Government policies matter when it comes to public health. And when a country’s economy is suffering a severe economic crisis, the decisions become even more critical. Over the past few decades, protecting social programs and spending on health has been a cornerstone of the IMF’s support for countries.
Guest post by George A. Akerlof
University of California, Berkeley
Senior Resident Scholar at the IMF, and co-host of the Conference on Rethinking Macro Policy II: First Steps and Early Lessons
I learned a lot from the conference , and I'm very thankful to all the speakers. Do I have an image of the whole thing? I don't know whether my image is going to help anybody at all, but my view is that it's as if a cat has climbed a huge tree. It's up there, and oh my God, we have this cat up there. The cat, of course, is this huge crisis.
And everybody at the conference has been commenting about what we should do about this stupid cat and how do we get it down and what do we do. What I find so wonderful about this conference is all the speakers have their own respective image of the cat, and nobody has the same opinion. But then, occasionally, those opinions mesh. That’s my image of what we have been accomplishing.

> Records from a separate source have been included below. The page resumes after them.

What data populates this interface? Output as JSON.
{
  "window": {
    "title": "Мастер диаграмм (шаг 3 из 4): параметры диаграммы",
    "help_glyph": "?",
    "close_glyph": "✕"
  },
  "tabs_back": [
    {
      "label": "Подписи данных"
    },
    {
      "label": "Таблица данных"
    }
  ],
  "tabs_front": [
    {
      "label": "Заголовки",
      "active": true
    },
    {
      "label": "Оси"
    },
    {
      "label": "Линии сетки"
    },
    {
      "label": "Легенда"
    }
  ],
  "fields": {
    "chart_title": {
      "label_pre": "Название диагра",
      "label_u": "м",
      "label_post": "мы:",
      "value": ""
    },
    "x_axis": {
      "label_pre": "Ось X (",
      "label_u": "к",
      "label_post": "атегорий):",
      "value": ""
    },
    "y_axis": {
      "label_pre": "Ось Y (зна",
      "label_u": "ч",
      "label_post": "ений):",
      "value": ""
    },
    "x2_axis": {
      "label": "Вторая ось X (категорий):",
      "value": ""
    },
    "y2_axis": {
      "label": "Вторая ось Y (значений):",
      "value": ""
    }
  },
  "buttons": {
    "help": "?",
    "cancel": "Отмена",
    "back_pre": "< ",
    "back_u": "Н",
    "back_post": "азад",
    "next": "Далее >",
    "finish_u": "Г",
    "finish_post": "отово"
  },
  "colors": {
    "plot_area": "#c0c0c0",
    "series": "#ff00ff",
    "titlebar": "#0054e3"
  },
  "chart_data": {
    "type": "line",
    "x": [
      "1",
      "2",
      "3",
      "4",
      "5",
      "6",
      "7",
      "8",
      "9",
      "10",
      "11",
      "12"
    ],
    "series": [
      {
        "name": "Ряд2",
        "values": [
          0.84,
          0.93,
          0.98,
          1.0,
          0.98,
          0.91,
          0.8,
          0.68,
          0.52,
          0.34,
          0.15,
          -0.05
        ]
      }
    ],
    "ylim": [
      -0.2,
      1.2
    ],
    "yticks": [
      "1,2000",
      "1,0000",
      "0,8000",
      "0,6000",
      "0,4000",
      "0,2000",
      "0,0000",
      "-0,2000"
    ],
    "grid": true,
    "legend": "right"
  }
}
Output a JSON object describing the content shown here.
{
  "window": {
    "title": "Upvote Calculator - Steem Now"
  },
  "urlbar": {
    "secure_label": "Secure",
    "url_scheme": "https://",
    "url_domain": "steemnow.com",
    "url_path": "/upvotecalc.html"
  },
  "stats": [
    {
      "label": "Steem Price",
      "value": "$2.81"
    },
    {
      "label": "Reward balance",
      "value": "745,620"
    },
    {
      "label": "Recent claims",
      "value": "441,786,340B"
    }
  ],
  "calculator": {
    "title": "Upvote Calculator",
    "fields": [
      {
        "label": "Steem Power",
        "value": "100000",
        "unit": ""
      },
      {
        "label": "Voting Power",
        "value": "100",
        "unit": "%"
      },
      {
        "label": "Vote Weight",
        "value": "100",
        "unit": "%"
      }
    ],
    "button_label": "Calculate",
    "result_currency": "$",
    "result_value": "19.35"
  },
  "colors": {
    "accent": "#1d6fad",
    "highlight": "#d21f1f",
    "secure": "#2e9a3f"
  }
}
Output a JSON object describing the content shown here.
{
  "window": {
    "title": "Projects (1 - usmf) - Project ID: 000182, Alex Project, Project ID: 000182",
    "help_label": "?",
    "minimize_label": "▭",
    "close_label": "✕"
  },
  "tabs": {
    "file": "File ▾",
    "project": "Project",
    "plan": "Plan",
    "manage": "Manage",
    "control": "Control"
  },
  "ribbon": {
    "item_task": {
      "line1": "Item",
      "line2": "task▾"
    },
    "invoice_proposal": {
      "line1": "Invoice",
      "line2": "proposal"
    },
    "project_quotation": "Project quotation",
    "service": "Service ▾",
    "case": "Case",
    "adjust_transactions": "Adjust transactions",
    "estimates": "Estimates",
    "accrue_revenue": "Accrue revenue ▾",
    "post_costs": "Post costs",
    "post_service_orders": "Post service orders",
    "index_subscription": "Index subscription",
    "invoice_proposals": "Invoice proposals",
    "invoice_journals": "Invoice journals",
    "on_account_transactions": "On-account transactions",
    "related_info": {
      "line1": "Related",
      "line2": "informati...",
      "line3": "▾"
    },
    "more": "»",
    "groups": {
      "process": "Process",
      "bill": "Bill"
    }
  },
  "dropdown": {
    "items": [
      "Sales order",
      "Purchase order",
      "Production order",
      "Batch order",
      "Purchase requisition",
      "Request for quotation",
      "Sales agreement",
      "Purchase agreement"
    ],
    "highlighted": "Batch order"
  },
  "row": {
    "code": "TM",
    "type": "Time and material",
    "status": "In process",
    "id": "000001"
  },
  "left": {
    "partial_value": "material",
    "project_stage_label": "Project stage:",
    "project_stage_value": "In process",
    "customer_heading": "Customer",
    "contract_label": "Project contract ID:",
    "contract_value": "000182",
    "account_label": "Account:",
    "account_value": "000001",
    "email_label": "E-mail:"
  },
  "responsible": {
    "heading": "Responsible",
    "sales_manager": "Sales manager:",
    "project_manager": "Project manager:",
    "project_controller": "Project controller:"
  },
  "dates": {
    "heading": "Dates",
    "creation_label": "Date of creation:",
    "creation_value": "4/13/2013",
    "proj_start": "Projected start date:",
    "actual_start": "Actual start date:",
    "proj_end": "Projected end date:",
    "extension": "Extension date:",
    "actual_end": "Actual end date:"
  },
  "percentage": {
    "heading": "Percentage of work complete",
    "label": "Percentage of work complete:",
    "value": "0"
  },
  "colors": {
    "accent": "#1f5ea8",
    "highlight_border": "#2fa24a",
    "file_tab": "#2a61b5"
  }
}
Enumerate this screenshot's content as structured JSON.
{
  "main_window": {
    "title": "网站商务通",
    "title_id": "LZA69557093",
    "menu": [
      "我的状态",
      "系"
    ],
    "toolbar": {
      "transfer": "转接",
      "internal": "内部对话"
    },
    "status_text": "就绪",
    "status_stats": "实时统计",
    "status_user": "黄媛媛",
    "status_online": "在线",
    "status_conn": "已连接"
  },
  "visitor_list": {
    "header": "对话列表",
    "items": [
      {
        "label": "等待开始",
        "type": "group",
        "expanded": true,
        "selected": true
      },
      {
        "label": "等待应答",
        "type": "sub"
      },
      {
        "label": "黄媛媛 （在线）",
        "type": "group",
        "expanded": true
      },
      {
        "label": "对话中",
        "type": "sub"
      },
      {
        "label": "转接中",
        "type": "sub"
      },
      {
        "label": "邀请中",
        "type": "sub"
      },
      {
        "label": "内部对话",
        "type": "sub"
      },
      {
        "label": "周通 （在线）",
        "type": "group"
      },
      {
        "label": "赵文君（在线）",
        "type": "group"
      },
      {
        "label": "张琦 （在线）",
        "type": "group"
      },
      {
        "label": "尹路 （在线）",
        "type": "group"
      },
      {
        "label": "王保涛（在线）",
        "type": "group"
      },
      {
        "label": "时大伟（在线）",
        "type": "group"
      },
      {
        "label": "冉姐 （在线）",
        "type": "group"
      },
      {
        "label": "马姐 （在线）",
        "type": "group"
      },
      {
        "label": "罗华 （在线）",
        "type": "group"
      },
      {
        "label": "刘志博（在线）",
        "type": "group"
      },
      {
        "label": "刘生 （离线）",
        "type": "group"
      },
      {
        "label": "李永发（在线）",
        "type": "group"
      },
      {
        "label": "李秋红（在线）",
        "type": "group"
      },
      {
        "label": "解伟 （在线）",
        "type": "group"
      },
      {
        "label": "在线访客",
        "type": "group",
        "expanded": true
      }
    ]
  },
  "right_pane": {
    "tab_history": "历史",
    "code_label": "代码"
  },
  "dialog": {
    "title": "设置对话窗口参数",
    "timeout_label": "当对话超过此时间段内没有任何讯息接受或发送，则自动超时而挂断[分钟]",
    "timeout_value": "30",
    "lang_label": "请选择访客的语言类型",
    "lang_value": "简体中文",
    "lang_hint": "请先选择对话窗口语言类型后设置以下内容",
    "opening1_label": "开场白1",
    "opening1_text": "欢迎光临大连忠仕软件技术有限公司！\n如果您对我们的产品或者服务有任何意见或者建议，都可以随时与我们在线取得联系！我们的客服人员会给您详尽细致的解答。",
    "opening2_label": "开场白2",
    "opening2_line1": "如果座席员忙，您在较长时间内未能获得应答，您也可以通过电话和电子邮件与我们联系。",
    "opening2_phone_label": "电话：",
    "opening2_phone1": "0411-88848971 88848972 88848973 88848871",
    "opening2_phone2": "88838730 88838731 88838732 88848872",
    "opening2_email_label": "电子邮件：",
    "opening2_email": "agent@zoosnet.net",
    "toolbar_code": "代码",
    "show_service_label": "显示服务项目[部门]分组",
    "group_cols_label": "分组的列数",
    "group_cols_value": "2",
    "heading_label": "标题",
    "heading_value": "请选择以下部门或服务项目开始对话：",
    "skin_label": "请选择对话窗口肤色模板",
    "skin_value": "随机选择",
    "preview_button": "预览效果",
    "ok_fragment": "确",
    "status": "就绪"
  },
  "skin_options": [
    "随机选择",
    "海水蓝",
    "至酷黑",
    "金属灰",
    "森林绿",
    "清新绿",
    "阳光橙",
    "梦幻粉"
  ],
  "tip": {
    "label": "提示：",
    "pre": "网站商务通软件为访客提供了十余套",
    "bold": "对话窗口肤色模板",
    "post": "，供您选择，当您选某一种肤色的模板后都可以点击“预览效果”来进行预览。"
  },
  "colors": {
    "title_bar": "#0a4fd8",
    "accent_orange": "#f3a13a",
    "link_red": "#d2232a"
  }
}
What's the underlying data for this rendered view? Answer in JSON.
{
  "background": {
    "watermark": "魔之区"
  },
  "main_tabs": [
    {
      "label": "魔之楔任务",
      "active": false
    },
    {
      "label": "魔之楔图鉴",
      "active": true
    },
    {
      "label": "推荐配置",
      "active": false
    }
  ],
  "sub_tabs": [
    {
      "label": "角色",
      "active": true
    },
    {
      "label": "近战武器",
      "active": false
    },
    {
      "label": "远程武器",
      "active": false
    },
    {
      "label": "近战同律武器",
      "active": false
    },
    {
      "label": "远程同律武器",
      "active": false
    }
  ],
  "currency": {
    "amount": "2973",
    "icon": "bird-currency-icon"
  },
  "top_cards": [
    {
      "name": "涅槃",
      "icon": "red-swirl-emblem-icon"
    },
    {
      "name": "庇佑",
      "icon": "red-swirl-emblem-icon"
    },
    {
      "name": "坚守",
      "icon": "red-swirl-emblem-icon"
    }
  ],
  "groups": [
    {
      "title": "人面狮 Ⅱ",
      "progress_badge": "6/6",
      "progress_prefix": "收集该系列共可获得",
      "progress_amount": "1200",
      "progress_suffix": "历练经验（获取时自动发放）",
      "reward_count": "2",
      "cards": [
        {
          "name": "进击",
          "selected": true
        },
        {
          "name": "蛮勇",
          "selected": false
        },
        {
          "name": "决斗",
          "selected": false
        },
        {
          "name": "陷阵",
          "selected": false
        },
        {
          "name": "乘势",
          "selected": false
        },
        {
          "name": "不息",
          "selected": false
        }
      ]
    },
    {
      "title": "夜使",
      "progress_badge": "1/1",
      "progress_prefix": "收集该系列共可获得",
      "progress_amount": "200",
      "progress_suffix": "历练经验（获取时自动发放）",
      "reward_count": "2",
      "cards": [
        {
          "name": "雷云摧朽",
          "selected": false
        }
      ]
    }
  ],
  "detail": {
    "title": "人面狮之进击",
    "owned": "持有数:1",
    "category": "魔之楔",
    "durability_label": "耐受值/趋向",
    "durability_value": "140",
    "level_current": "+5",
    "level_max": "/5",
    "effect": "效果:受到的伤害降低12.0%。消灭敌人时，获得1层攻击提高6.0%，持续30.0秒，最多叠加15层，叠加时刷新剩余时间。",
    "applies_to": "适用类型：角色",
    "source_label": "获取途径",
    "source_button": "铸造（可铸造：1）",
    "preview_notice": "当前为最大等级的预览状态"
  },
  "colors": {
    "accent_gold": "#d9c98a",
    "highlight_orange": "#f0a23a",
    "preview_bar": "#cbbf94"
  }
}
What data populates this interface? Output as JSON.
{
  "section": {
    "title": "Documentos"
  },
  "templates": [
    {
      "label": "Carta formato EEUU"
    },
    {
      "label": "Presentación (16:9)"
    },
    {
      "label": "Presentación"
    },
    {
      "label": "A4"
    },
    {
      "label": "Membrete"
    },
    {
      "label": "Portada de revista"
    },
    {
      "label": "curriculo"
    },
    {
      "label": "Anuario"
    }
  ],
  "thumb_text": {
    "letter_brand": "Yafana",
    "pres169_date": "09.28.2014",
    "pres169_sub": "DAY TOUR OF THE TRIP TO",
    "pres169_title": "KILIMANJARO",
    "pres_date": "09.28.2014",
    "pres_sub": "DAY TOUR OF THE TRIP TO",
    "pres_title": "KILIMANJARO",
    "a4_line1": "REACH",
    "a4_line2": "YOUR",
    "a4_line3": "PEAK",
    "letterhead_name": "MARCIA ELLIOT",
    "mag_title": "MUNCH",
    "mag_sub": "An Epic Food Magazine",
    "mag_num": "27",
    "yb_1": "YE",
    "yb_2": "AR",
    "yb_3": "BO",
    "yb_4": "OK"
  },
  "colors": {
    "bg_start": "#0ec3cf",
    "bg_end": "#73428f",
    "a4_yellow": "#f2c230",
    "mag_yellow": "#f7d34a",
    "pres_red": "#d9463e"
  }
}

Without good fiscal information, governments can’t understand the fiscal risks they face or make good budget decisions. Fiscal transparency—the public availability of timely, reliable, and relevant data on the past, present, and future state of the public finances—is thus to the foundation of effective fiscal management.
Everyone wants at some point to stop working and enjoy retirement. In these uncertain economic times, most people worry about their pension. Now take your worries and multiply those several billion times. And the problem is likely bigger still: although living longer, healthier lives is a good thing, how do you afford retirement if you will live even longer than previously thought?
Many of the root causes of the euro area crisis still need to be addressed before the system is stabilized and returns to health. Until this is done, global financial stability is likely to remain well within the “danger zone,” where a misstep or failure to address underlying tensions could precipitate a global crisis with grave economic and financial consequences.
When I traveled to Reykjavik in October 2008 to offer the IMF’s assistance, the situation there was critical. The country’s three main banks—which made up almost the entire financial system—had just collapsed within a week of each other. The sense of fear and shock were palpable—few, if any, countries had ever experienced such a catastrophic economic crash. Today, three years later, it is worth reflecting on how far Iceland―a country of just 320,000 people―has come since those dark days back in 2008.
The United States faces two pressing challenges to fiscal policy: raise the debt ceiling, and begin the arduous process of reducing deficits and debt. And, right now, this leaves U.S. fiscal policy between a rock and a hard place. How much savings should be found and in what form are crucial questions. So is when to put those savings in effect.